I was the product designer for PowerForward, which is a video-based leadership-development program. My primary responsibility was the redesign of the product, which could be best thought of as an experience similar to the Choose Your Own Adventure book series.
Our CEO saw an opportunity to repurpose the product and sell it directly to individuals via our marketing site.
How could we build an individual program on the back of a team-based product?
Taxonomy & Version Control
To create a course for individuals, we broke the product into three distinct versions. The B2B program would remain untouched, under the name Version 1.0. The B2C course would be known as Version 1.5.
Anything that was not a priority would be phased for a future rebuild under the name Version 2.0.
I applied feedback from user interviews to the design of our Individual program.
In the B2B version, users were having trouble with the Reflection and Team Discussion portions of the program. Our developer turned off this feature for the new design.
This new user flow represents the ideal user flow of an individual clicking through a Lesson.

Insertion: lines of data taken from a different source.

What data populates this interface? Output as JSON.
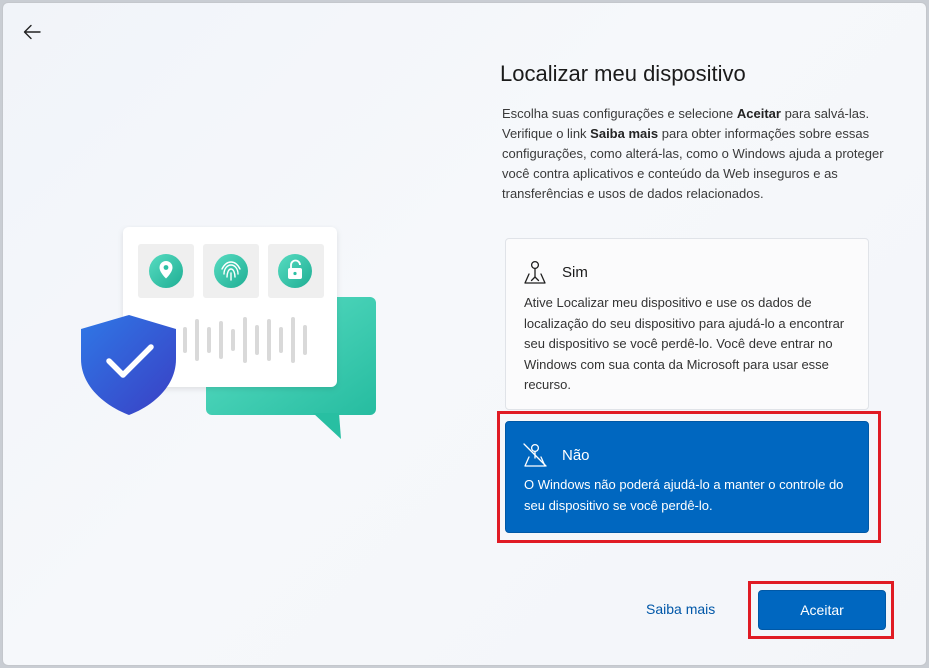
{
  "page": {
    "title": "Localizar meu dispositivo",
    "description": {
      "part1": "Escolha suas configurações e selecione ",
      "bold1": "Aceitar",
      "part2": " para salvá-las. Verifique o link ",
      "bold2": "Saiba mais",
      "part3": " para obter informações sobre essas configurações, como alterá-las, como o Windows ajuda a proteger você contra aplicativos e conteúdo da Web inseguros e as transferências e usos de dados relacionados."
    }
  },
  "nav": {
    "back_icon": "arrow-left-icon"
  },
  "illustration": {
    "icons": [
      "location-pin-icon",
      "fingerprint-icon",
      "padlock-icon",
      "shield-check-icon",
      "chat-bubble-icon",
      "voice-wave-icon"
    ]
  },
  "options": {
    "sim": {
      "icon": "person-pin-icon",
      "label": "Sim",
      "description": "Ative Localizar meu dispositivo e use os dados de localização do seu dispositivo para ajudá-lo a encontrar seu dispositivo se você perdê-lo. Você deve entrar no Windows com sua conta da Microsoft para usar esse recurso.",
      "selected": false
    },
    "nao": {
      "icon": "person-pin-off-icon",
      "label": "Não",
      "description": "O Windows não poderá ajudá-lo a manter o controle do seu dispositivo se você perdê-lo.",
      "selected": true
    }
  },
  "footer": {
    "learn_more_label": "Saiba mais",
    "accept_label": "Aceitar"
  },
  "colors": {
    "accent": "#0067c0",
    "highlight": "#e01b24",
    "teal": "#3fcfb4",
    "shield": "#2b66d9"
  }
}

The aesthetic of Version 1.5 could be elevated, but I had to be reasonable in applying design changes, and be specific in handing off to our developer.
For example, the lesson screen had to incorporate nearly all of the elements from Version 1.0, without breaking any of the underlying code.
The crux of the product was each lesson’s interaction. A user was prompted to make a choice within a binary decision. They would enter their typed explanation from the POV of the interviewed business leader.
The developer and I evolved a design document that included a style guide to rely on. It was invaluable, given the fact I was in New York and he was in California.